Thus, in normal conversation, we don’t usually say “I’ll drop a message to Gwyn’s electronic email address for her to read” (although that form of speaking hasn’t still completely vanished) but we tend to say “I’ll talk to Gwyn by email over it”. The difference is subtle. In the first case, we’re still considering the medium (SMTP, in this case) to be relevant for communication. In the second case, the medium is less relevant, just the ability to communicate to the individual matters.
It’s a bit premature to extrapolate to saying that someone “is” their email address, like we perfectly know that someone is not their phone number. However, there is certainly a strong bond between both. And to a degree, we’re “protective” of our handles — we get furious when our phone number is bombarded by marketing call centres and our email address by spammers.
When enough data about a person is available digitally, and when the primary mode of communication with that person is, indeed, in digital form, it also means that the perception others have of the “person behind the nickname” is entirely based upon what they publish about themselves digitally (text, images, videos, and, well, avatars…). This concept of digital self is the object of serious research, since it’s quite a new area. If you’re not willing to read that paper to the end, the abstract is here:
The impact of others in telecopresence on the formation of self has not been well studied. Existing research on self in cyberspace has mostly focused on issues related to the presentation of self. A major question researchers have been trying to answer is how people present their selves to others when they become disembodied and anonymous in the online world. The question the present study attempts to answer, however, is almost the other way around – how do people come to conceive their selves when others become disembodied and anonymous? This question is particularly important for understanding the influence of the Internet on teenagers who are yet to form a stable view of themselves. It has been found that the characteristics of the telecopresent others do produce a different “looking glass” that gives rise to a digital self which is different from the self formed offline. Teenagers’ playful online performances are therefore an integral part of the process of self formation. As such, the “intimate strangers” or “anonymous friends” teenagers associate with on the Internet play an important role in affecting the development of self in online children.
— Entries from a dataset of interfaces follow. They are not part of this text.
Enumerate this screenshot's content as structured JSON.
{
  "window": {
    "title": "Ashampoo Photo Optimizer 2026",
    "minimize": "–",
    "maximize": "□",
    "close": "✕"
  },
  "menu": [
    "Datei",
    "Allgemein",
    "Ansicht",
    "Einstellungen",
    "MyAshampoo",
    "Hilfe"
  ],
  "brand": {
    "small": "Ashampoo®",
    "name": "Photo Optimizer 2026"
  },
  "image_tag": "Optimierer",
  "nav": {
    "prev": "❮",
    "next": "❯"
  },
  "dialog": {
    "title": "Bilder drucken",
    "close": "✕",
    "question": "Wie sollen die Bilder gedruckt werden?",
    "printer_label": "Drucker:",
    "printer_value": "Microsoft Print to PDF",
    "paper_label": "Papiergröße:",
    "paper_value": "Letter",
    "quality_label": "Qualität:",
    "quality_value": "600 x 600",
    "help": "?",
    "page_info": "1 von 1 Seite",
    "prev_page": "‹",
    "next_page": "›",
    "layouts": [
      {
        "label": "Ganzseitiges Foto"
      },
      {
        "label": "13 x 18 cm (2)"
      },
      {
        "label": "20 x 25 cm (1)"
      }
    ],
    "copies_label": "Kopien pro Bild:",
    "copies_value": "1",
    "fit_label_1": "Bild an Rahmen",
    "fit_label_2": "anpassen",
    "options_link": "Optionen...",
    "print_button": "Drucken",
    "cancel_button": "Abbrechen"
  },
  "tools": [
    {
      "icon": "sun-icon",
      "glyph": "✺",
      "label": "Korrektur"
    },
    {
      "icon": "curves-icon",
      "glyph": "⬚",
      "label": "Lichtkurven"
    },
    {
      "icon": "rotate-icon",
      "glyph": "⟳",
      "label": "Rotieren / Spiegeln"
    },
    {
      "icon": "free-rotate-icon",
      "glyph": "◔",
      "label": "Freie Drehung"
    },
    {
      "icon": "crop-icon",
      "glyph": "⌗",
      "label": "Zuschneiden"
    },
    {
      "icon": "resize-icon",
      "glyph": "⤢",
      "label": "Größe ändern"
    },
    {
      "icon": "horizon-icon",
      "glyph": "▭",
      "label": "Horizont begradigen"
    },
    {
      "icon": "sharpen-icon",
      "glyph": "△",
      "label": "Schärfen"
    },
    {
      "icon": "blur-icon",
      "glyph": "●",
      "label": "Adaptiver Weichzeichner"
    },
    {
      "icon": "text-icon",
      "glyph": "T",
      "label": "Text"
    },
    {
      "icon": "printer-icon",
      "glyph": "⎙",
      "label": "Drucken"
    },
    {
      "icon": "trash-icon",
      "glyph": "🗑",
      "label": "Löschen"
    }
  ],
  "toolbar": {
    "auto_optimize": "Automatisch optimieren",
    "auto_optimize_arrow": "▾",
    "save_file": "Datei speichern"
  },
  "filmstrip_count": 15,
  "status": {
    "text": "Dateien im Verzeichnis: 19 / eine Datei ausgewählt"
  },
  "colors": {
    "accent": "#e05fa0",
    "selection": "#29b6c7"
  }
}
Although that paper in question addresses mostly the how and why children and teenagers reinvent themselves when communicating online, it still manages to make a point: disembodied communication through a digital medium allows us to explore different facets of our self.